Some of these credit card offers you receive in the mail may contain very tempting terms, including a low introductory rate or 0 percent interest for a period of time. That’s when you start considering taking your debt on one card, and transferring the balance to this new card.

But as with the previous obstacle, if you can’t pay down that debt before that term’s period of time ends, you’re run the risk of being stuck with more debt than before.

How another card creates problems with big purchases

How Another Card Creates Purchase Problems

If you’re looking to make a big purchase, such as a new automobile or a new home, you should be wary of adding new credit cards to your finances. The bigger purchases will show up as new lines of credit on your credit report and will take up a very big chunk of your credit history moving forward.

It might work better for you if you wait a year before opening a new line of credit. That big purchase may no longer be seen as a new line of credit by that time.

What is the best second card to choose?

What is the Best Second Card to Choose?

You have a lot of options in front of you. It could be a Surge Card, or a FIT Mastercard, or a Discover It Card that you are trying to decide between.

First of all realize there’s no one single correct answer. What you want to do is choose the card that is best for you and your personal finances. So what you do is you take the offers, put them in a pile and start looking at what terms you are being offered.

Tips to Help You Choose a Second Card

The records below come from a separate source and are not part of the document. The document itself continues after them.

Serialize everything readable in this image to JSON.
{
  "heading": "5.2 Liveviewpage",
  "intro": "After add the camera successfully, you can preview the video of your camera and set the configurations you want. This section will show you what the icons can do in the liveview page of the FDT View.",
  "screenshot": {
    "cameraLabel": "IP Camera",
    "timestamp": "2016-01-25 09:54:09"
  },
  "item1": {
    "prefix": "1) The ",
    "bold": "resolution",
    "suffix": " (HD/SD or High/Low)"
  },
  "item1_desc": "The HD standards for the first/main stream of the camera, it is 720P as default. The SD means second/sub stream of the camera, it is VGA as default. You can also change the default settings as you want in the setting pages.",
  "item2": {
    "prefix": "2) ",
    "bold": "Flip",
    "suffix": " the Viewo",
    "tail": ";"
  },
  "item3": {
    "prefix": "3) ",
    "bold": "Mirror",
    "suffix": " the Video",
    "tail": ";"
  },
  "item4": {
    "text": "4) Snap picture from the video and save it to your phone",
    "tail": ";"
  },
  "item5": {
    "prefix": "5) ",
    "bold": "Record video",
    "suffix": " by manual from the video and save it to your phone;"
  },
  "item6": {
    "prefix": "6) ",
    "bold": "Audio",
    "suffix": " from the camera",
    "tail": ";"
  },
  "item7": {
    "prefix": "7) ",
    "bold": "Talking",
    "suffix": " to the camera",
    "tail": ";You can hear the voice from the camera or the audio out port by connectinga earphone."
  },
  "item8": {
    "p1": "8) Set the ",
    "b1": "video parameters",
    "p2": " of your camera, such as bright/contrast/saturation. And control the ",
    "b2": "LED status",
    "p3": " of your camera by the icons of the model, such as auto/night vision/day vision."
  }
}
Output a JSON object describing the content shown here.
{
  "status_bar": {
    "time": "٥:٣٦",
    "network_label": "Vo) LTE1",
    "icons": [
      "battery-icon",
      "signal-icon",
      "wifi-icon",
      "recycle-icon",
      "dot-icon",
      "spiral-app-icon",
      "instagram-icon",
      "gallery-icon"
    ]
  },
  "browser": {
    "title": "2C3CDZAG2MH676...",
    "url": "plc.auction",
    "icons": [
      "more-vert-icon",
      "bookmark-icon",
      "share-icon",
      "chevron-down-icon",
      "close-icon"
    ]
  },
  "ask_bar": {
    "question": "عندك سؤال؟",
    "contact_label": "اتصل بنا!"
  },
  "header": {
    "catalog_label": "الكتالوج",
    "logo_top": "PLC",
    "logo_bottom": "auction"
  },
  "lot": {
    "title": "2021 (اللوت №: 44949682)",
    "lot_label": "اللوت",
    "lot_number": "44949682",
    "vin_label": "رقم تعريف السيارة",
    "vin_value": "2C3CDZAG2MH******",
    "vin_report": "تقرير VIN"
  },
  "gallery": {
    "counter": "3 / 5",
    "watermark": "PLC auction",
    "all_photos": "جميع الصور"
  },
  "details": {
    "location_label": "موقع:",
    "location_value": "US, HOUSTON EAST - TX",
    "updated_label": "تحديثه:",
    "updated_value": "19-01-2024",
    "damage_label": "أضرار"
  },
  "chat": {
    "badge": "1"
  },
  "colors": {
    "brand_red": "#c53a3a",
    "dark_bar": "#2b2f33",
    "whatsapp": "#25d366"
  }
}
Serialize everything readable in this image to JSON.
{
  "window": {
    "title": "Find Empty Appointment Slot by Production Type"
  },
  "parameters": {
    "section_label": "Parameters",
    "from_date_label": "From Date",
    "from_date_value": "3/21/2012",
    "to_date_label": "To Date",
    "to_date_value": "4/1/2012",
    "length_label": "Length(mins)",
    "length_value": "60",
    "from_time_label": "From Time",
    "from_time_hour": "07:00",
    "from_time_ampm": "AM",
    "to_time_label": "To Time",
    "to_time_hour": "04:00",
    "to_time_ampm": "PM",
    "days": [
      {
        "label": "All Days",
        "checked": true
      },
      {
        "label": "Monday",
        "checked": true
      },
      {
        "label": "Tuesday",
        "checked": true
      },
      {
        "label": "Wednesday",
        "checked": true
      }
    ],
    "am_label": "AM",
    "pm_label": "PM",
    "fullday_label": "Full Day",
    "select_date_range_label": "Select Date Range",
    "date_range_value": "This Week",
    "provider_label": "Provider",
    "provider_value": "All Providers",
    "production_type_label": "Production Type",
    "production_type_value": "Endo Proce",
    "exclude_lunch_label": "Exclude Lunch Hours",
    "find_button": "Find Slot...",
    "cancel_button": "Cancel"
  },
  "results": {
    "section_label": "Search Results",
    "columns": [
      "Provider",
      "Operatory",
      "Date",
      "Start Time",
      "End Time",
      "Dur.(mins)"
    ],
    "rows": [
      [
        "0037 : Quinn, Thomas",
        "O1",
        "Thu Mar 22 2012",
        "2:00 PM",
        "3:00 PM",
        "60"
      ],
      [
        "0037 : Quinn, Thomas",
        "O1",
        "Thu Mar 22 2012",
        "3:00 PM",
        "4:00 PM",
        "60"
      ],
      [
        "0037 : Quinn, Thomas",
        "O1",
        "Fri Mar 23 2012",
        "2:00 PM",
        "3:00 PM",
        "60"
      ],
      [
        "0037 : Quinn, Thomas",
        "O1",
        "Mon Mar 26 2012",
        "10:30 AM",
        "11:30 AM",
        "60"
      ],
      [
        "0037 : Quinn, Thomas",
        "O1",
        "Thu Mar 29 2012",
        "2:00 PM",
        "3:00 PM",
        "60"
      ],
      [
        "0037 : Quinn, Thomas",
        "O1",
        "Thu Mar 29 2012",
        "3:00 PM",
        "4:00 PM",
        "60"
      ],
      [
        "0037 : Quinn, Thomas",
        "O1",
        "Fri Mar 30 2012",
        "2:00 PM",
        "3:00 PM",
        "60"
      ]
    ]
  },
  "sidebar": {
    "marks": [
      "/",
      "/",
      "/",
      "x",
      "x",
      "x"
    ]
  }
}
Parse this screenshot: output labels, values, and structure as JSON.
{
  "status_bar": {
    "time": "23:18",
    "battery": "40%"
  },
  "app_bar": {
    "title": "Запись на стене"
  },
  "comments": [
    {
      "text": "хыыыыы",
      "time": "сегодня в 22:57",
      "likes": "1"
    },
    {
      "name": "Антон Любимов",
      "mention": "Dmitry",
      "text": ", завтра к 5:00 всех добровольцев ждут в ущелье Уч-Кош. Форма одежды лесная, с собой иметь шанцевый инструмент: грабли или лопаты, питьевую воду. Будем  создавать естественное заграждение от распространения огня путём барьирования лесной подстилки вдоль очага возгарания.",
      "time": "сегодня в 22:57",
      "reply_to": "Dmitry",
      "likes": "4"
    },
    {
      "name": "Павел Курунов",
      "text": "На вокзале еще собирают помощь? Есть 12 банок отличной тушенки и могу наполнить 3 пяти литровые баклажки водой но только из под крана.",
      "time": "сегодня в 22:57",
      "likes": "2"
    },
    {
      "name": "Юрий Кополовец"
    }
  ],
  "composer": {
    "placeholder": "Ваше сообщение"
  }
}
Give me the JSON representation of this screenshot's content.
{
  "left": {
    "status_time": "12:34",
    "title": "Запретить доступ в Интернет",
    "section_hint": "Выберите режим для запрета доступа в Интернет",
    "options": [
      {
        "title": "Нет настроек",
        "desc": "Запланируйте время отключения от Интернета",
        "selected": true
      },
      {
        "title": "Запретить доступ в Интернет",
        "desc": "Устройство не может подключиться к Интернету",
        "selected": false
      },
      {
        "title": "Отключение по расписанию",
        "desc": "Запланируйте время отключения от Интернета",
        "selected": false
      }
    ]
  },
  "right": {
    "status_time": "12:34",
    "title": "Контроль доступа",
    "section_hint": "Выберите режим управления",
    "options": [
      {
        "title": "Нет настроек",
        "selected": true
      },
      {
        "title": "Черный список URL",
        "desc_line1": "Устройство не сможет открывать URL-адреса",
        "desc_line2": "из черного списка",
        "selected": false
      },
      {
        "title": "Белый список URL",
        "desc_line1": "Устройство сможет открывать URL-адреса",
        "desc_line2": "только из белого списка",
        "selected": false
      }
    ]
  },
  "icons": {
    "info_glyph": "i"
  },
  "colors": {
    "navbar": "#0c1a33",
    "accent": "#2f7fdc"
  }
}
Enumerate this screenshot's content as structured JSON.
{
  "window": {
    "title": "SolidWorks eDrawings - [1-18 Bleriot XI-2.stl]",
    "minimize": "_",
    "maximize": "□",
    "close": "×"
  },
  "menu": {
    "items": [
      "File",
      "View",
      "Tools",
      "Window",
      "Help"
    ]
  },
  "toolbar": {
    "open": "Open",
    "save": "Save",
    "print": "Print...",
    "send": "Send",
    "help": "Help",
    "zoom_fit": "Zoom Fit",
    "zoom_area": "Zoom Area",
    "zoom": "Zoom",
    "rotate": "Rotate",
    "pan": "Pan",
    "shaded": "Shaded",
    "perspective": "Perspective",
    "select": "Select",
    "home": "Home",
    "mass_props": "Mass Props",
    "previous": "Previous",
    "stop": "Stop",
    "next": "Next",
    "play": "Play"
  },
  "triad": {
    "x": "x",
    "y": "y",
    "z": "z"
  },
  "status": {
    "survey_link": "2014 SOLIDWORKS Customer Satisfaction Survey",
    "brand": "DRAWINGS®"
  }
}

  • Have a goal in mind. You want to know what your expectations are. Determine what you are looking to achieve by having a second card. That will help you define which offer is best.
  • Pay attention to the APR and annual fees. Fees are a big part of how credit card issuers make their money day in and day out. But if you pay attention to your terms and conditions there is a good chance you will be able to find a second card that has better fees and terms than your previous card.
  • Consider any rewards programs you were offered. If you have raised your credit score diligently over the period you had your first card, your second card could come with a variety of options including travel rewards and cash back bonus rewards. Even at 1% to 3% rates, a cash back bonus program can help you save each month on your bills including groceries, gas, and restaurant purchases.
  • Create a relationship with a new financial institution or lender. A second card can be obtained through a completely different bank or credit issuer. And that can give you a chance to create a positive credit history with a brand new group.
Conclusion: Sometimes two cards are better than one

In Conclusion

Getting multiple credit cards can help you build your credit and improve your score. But you need to make the decision very carefully and then use your second card wisely. Remember that you are managing your debt and your finances no matter how many pieces of plastic you have in your wallet. 

Stay diligent and be responsible with your bills and your purchases. 

If you stick to the path that you were when you started your credit building journey, then a second card will help you achieve even better results as your grow your credit score.

People Also Read

Continental Finance is one of America’s leading marketers and servicers of credit cards for people with less-than-perfect credit. Learn more by visiting ContinentalFinance.net